How to Do a Statistical Analysis in Excel

by Darrin Koltow

Using Excel for statistical analysis helps you clearly see trends in your numerical data. For example, you may be a teacher running Excel's "Average" function on student scores for a test you wrote. If that function returns 60 percent, you may conclude that your test was too difficult. To perform statistical analysis with Excel, run one of the program's statistical formulas on a list of numbers in a workbook. Excel lists these formulas in its "Formulas" tab.


Type a list of at least five numbers ranging from about 50 to 100 in a column of cells. These numbers represent hypothetical test scores of students. The highest possible score is 100 and the lowest is 0. You'll use Excel's statistical functions to analyze the scores.


Click the cell below the last score you typed, then click the "More functions" button of the "Formulas" tab. Click the "Statistical" item, then click the "Average" function, which yields what number the list as a whole tends to be gravitating toward.

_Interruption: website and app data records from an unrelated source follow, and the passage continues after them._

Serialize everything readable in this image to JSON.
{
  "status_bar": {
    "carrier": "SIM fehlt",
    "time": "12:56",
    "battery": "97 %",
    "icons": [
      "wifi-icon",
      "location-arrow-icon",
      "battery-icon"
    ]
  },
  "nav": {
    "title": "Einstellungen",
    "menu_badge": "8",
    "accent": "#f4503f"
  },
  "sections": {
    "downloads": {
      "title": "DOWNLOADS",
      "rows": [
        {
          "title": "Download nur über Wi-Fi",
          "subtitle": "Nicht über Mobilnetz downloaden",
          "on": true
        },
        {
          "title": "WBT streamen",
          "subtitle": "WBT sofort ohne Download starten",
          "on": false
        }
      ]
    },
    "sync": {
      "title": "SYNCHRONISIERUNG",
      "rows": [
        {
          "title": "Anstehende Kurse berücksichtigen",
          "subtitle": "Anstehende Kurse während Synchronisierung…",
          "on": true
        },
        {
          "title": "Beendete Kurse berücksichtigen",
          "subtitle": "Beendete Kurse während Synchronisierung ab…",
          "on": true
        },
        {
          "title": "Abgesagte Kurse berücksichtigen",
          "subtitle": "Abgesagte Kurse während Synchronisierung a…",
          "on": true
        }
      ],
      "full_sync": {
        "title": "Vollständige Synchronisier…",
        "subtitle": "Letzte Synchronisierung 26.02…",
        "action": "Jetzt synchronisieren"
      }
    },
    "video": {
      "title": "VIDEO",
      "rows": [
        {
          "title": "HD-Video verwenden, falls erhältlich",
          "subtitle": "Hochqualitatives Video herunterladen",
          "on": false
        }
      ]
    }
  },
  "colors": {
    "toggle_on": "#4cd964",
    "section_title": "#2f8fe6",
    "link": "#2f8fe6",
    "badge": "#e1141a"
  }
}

Click the gridded button next to the top text box of the dialog box that appears. Pressing the button enables you to select the range of cells you'd like to give as input to the "Average" function.


Click the cell of the top number you entered, then drag the mouse to the bottom number and release the mouse. Press "Enter" to make Excel enter the average function with your list of test scores into the workbook. The cell in which you entered the function now displays the average of the scores.


Use the instructions from steps 2 through 4 to insert the "Min" function in the cell below your test scores. This function tells you the smallest score in the list. While you can determine this number by visually scanning the list, the "Min" function can quickly discern the smallest number from a long list of numbers.


Use instructions 2 through 4 to insert the "Max" function into the worksheet. This function reveals your list's largest score. Insert the "Stddev" function next. This function computes the average distance of all test score from the average score. Standard deviation gives you a sense of how much variation exists in the scores. For the test scores example, if Excel computes a standard deviation of "2," this means that the average difference of each score from the figure returned by the "Average" function is only 2 percentage points, out of a scale of 100 points.


About the Author

Darrin Koltow wrote about computer software until graphics programs reawakened his lifelong passion of becoming a master designer and draftsman. He has now committed to acquiring the training for a position designing characters, creatures and environments for video games, movies and other entertainment media.